“Good fences make good neighbors” is a saying that everyone has heard for many years and is mostly true, except when it isn’t. Within the last six months, we have had two clients that have had surprising problems with neighbors for houses that they are buying .
When we represent clients, both buyers and sellers, we have clients carefully review the Seller Disclosure Form, Form 17, and we stress the Neighborhood Review that is included in our Washington contract. For buyers, we recommend they review the neighborhood for sex offenders, criminal activity, commuting times and various other issues like parties, street lights or neighborhood covenants. With sellers, we recommend that they disclose any potential problems that a buyer might encounter that wouldn’t be readily obvious. Most of these issues are covered on the Form 17, the Seller Disclosure Statement, and it must be answered truthfully and completely by the seller. According to attorney Mark Schedler, withholding information about a home could be considered fraud and expose the seller to a law suit down the road.

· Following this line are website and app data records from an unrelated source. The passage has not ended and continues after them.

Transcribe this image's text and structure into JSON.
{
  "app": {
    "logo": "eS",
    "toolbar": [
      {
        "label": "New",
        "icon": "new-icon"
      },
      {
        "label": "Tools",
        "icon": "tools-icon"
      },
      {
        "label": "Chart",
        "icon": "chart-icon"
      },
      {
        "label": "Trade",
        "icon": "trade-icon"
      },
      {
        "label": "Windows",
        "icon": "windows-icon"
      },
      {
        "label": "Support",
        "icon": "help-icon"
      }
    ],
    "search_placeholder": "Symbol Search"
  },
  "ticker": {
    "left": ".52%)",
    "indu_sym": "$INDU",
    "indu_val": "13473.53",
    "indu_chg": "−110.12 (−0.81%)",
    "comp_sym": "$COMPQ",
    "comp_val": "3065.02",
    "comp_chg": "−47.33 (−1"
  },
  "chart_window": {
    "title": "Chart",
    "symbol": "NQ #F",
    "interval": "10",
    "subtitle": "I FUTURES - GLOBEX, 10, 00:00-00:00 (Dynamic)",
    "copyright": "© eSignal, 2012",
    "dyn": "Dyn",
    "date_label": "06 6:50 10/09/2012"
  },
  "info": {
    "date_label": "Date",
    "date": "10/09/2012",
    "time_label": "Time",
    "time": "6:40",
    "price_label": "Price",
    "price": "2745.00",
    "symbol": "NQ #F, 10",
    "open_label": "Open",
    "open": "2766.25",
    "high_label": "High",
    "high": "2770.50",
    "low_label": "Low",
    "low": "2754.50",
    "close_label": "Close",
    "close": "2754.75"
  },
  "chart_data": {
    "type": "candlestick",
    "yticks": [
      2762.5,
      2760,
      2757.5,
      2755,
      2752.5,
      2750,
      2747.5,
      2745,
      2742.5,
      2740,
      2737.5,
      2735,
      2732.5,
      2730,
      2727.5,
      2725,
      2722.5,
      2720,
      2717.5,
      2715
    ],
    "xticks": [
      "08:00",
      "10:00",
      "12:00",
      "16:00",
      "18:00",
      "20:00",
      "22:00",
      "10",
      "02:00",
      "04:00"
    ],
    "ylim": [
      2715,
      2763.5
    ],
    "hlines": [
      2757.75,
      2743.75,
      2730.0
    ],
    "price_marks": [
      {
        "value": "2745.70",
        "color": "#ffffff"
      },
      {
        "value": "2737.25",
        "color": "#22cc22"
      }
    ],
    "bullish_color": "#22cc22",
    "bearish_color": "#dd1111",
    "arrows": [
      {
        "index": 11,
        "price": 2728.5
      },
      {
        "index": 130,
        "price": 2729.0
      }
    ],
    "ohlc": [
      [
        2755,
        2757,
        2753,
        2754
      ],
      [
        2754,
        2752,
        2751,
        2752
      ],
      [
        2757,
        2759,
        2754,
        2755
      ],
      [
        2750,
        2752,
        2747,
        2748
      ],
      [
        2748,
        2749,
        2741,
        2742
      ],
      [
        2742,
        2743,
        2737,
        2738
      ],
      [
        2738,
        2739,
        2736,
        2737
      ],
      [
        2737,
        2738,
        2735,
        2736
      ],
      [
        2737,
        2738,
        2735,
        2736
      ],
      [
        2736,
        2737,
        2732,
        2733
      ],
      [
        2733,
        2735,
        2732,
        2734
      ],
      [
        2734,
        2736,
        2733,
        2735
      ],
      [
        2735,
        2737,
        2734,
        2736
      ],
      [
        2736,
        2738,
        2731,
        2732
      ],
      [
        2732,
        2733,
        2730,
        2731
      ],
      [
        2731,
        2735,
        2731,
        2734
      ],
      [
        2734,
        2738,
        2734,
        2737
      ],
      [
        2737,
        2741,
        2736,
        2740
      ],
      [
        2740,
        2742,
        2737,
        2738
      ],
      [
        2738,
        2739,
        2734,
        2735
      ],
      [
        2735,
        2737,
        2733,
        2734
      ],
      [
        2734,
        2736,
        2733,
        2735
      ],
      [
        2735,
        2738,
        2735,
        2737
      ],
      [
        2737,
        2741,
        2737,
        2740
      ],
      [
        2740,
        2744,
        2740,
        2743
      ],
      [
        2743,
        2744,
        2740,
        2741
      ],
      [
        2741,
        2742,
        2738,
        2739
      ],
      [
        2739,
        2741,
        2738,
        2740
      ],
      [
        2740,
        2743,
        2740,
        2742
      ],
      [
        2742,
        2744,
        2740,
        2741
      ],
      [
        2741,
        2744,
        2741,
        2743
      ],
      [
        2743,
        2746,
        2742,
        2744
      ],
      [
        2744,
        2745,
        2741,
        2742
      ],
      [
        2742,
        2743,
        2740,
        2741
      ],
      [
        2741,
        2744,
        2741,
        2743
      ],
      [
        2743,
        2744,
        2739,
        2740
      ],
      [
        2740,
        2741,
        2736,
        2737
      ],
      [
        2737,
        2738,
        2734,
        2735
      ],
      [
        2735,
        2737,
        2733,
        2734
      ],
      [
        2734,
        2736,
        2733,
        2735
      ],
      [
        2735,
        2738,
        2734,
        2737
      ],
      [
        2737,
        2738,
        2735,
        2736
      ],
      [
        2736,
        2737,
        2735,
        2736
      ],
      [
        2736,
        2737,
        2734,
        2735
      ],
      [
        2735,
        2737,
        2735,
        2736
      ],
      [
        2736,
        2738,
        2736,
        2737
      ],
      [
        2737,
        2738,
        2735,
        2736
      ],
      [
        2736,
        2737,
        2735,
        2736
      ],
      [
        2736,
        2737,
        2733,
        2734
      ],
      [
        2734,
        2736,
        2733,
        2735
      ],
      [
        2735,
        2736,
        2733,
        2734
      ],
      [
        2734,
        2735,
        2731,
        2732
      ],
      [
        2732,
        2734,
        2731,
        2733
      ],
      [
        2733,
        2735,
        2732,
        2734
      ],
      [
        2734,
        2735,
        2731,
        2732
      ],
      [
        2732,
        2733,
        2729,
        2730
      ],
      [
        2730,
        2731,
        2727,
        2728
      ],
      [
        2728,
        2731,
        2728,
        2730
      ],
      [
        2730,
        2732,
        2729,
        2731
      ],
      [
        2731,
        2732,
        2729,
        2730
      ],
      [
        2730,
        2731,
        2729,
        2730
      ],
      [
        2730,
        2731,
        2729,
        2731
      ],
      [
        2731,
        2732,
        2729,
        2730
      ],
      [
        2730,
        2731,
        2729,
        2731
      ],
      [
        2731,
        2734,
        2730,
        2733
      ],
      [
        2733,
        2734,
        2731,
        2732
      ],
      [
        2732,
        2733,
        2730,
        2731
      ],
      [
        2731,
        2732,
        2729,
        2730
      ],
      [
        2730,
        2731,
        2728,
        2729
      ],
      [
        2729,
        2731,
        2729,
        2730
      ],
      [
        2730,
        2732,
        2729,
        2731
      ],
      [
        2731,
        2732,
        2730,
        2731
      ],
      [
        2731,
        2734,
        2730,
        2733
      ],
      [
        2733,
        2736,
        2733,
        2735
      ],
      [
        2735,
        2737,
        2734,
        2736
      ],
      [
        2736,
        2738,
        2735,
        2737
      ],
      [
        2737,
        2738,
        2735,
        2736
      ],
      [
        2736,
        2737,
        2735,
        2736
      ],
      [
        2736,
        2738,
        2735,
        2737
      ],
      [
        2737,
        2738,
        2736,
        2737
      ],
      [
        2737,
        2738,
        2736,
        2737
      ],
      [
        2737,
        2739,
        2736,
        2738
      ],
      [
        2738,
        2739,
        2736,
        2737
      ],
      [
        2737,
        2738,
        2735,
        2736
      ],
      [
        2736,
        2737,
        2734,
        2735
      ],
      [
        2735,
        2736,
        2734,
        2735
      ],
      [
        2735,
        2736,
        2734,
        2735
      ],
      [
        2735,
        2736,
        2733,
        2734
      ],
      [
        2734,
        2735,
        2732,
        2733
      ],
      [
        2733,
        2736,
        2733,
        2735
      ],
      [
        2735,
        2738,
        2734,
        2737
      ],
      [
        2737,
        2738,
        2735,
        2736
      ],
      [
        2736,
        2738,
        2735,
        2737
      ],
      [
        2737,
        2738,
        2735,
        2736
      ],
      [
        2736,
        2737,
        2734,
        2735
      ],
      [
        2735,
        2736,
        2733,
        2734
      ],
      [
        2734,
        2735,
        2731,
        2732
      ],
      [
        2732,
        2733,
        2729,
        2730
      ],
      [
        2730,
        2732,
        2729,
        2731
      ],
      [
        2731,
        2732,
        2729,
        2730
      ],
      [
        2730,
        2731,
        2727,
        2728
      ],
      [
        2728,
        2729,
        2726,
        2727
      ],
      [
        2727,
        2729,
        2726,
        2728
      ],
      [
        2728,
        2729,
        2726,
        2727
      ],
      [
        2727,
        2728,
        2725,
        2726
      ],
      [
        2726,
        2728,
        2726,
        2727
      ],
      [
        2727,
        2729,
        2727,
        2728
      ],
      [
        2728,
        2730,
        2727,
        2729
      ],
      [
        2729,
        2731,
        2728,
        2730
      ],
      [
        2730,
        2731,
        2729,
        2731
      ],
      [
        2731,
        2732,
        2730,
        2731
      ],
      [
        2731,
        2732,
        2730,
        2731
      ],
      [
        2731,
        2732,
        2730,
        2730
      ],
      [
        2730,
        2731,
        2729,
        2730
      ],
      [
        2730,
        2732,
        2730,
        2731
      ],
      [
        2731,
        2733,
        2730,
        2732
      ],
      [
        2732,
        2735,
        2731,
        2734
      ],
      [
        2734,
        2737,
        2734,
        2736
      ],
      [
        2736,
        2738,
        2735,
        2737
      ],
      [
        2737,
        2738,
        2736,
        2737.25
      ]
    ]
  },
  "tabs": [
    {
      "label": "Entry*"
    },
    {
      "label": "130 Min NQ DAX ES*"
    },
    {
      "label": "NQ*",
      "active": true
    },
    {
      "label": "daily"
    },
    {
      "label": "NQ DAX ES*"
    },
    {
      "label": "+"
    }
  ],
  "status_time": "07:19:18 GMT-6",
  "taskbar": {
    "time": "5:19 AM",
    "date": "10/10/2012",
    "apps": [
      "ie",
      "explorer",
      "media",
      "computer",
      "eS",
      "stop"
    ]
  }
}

Our buyers last week moved into their new home on Thursday night. On Friday morning, one of the neighbors next door knocked on the door and said that there was a boundary dispute that they had been discussing with the seller for three years and the neighbor wanted to know what the new owner was going to do about. What a way to get introduced to the neighborhood. What makes this situation interesting is that the neighbor didn’t have a survey, so couldn’t actually prove that there was a boundary dispute and second, the seller and the listing agent knew about the problem and didn’t disclose it to us, as the agents, or the buyer in the Form 17. Not good!
In another instance, we represented a buyer on a very high-end home a few months ago. When we put the “Sold” sign up after the inspection was negotiated, a neighbor called me and told me that there was a retaining wall belonging to the seller and it was falling down into his property. He went on to say that if it actually did fall down, the neighbor would sue the new owner. That caused a whirlwind of activity. The good news was that it was before closing, so we were able to have the seller address it by setting aside $30,000 to solve the problem. There are other stories. The message I want you to take away from this is that the burden of disclosure is on seller. For those things that the seller doesn’t know, the burden of discovery is on the buyer. Having surprises down the road just before or just after the house sells makes a miserable time for all!